The yearly marketing spectacle that is Hubspot's Inbound19 conference has just concluded. Every year there are keynotes by Hubspot founders Dharmesh Shah and Brian Halligan as well as many interesting product announcements and inspiring sessions by other business leaders and inspirational speakers. We always watch as many of these speeches as possible because they are full of interesting information and insights into the current and future business and marketing landscapes. Luckily Hubspot kindly records and uploads at least the keynotes to their youtube channel so they are easy to check out, even if you can't make it to the event. I tend to summarise these talks while watching them to ensure I get the full message. Since it't a lot easier to read a 3 minute summary than to watch a 50 minute video I decided to publish these summaries for those of you who want to recap what they saw or simply don't have time to watch the full videos.
Dharmesh Shah: Facing Fears: Growing Better by Growing Bolder.

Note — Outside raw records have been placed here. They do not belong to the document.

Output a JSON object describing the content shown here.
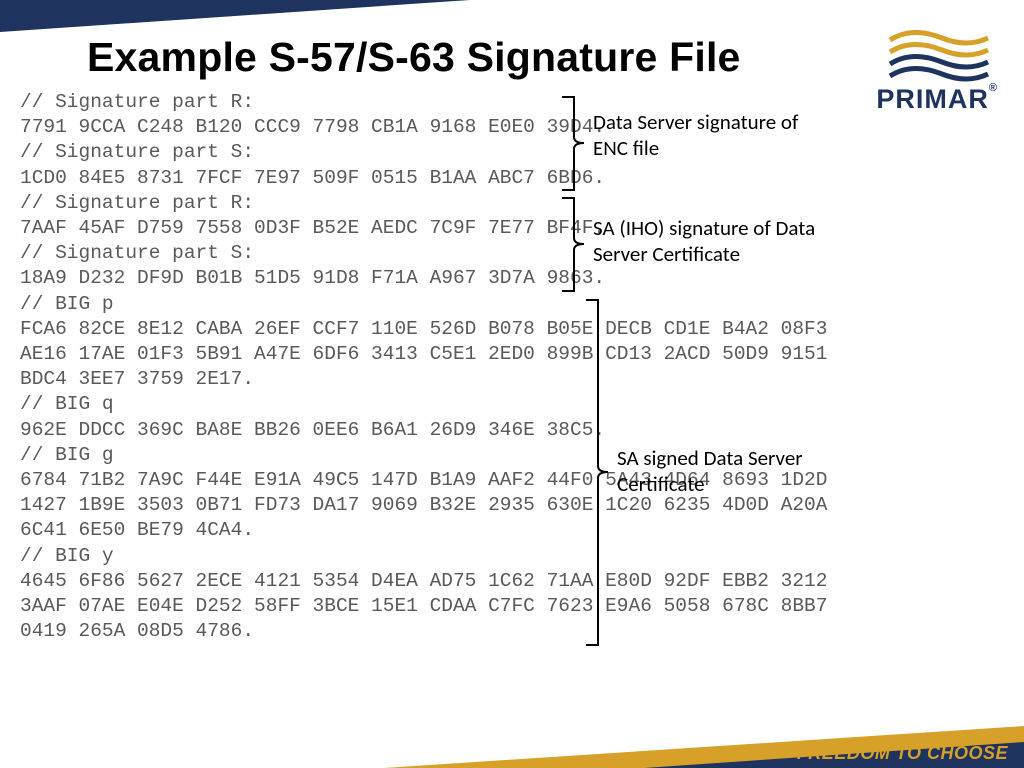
{
  "title": "Example S-57/S-63 Signature File",
  "logo_text": "PRIMAR",
  "logo_trademark": "®",
  "tagline": "FREEDOM TO CHOOSE",
  "annotations": {
    "anno1": "Data Server signature of ENC file",
    "anno2": "SA (IHO) signature of Data Server Certificate",
    "anno3": "SA signed Data Server Certificate"
  },
  "code_lines": [
    "// Signature part R:",
    "7791 9CCA C248 B120 CCC9 7798 CB1A 9168 E0E0 39D4.",
    "// Signature part S:",
    "1CD0 84E5 8731 7FCF 7E97 509F 0515 B1AA ABC7 6BD6.",
    "// Signature part R:",
    "7AAF 45AF D759 7558 0D3F B52E AEDC 7C9F 7E77 BF4F.",
    "// Signature part S:",
    "18A9 D232 DF9D B01B 51D5 91D8 F71A A967 3D7A 9863.",
    "// BIG p",
    "FCA6 82CE 8E12 CABA 26EF CCF7 110E 526D B078 B05E DECB CD1E B4A2 08F3",
    "AE16 17AE 01F3 5B91 A47E 6DF6 3413 C5E1 2ED0 899B CD13 2ACD 50D9 9151",
    "BDC4 3EE7 3759 2E17.",
    "// BIG q",
    "962E DDCC 369C BA8E BB26 0EE6 B6A1 26D9 346E 38C5.",
    "// BIG g",
    "6784 71B2 7A9C F44E E91A 49C5 147D B1A9 AAF2 44F0 5A43 4D64 8693 1D2D",
    "1427 1B9E 3503 0B71 FD73 DA17 9069 B32E 2935 630E 1C20 6235 4D0D A20A",
    "6C41 6E50 BE79 4CA4.",
    "// BIG y",
    "4645 6F86 5627 2ECE 4121 5354 D4EA AD75 1C62 71AA E80D 92DF EBB2 3212",
    "3AAF 07AE E04E D252 58FF 3BCE 15E1 CDAA C7FC 7623 E9A6 5058 678C 8BB7",
    "0419 265A 08D5 4786."
  ]
}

Dharmesh's Keynote was definitely worth watching. It is all about fears and how to face them. He shows his of his biggest fears and then goes down to business with the five fears to conquer so that you grow bolder.The full video is 48+ minutes in length. I have quoted and paraphrased my key takeaways which should only take a few minutes for you to read through . I added the time where they occur in the videos so you can skip straight to the things you might want to watch in more details.
Note pretty much all of the below is summarized and therefore quoted or paraphrased from the video. The content belongs to Dharmesh shah/ Hubspot inc and this post is only meant to help you digest it. I would recommend you watch the bits of the video referenced that sound interesting to you.
After an intro with some funny personal stories of the fears he has had to personally face, he gets down to fears that we encounter in business. At the end of each of the fears he compares what we fear to what we should fear.
1. Fear of commitment: 14:30A hesitation to commitment often stems from wanting to hedge your bets
14:48 - Define your market. It should be big enough to grow and small enough to delight
17:50 - A lack of delighted customers is not the quickest way to kill growth. But it is the most reliable
- What we fear: unwavering commitment
- What we should fear: uninspired compromises
2. Fear of differences: 18:2024:20 - its a mistake not to focus on diversity within your team from the start - but its never too late (one of the mistakes Dharmesh feels he would correct if he had to do it again)
Being different is better then being the same - diversity brings strength.
29:20 - There is a thin line between hiring for culture fit and hiring someone that is "a clone" of me
You need to people that are different and diverse to enrich your culture.
So you should hire people that add to your culture and aren't just part of it.
To be able to do this you need to define and communicate your culture code - clearly define what and who you value and also how you operate - write your code - this should evolve.
- What we fear: Discomfort of differences
- What we should fear: Surrendering to sameness
3. Fear of change: 30:5631:50 - the business round table (top companies in the world) recently (2 weeks ago) redefined what they see as the main purpose of a corporation. For several decades this was defined as: deliver shareholder value (driving profits)
It is now redefined to:
- Delivering value to our customers
- Investing in our employees
- Generating long term value for our shareholders.
- you want to attract and retain the best customers and also the best people
33:30 - The future of work is in flexibility (allow your workforce to be flexible in- Where, when, how)
34:24 - The flexibility that your customers seek in how they connect is the comparable to the flexibility of your workforce seeks in how they work. Remote work is a big part of this and Hubspot has been adapting to increase it's remote workforce.
- What we fear: Change
- What we should fear: Stagnation
4. Fear of disappointing: 37:10You can't design your product to please everyone.
39:45: When Steve jobs rejoined Apple as interim CEO in 1997 he turned them around by reducing the amount of products sold by 70% and ensured that the remaining products fit 4 key categories. This simplification will have disappointed some but it turned apple around.
Giving your customers too much choice (e.g. to many products in your product line customers actually adds friction.)
- What we fear: Disappointing a few
- What we should fear: Not delighting many
5 Fear of inferiority: 41:25
The fear of inferiority leads to overselling products, that therefore perform below expectations. An example is given here of a company that oversells markers by misleading its customers by tricking them into thinking that there are more markers in the box then there are (big box with the empty part blinded out and a misleading slogan). Dharmesh mentions that there are some good advantages stated on the box that the company should have focused on instead.
Trust is scarce. Companies that can provide it will succeed. They can do this by:
- Doing things we want and expect
- Not doing things we don't want
43:20: The oath of experience should be adapted by all business - to deliver the experience our customers want. Nothing less and nothing more.
- What we fear: Inferiority (products/services not good enough).
- What we should fear: Being untrustworthy (overselling a product - short term focused)
47:25 - Magic happens when you face your fears.
- Face your fears in small steps - one piece of customer feedback. One piece of friction at the time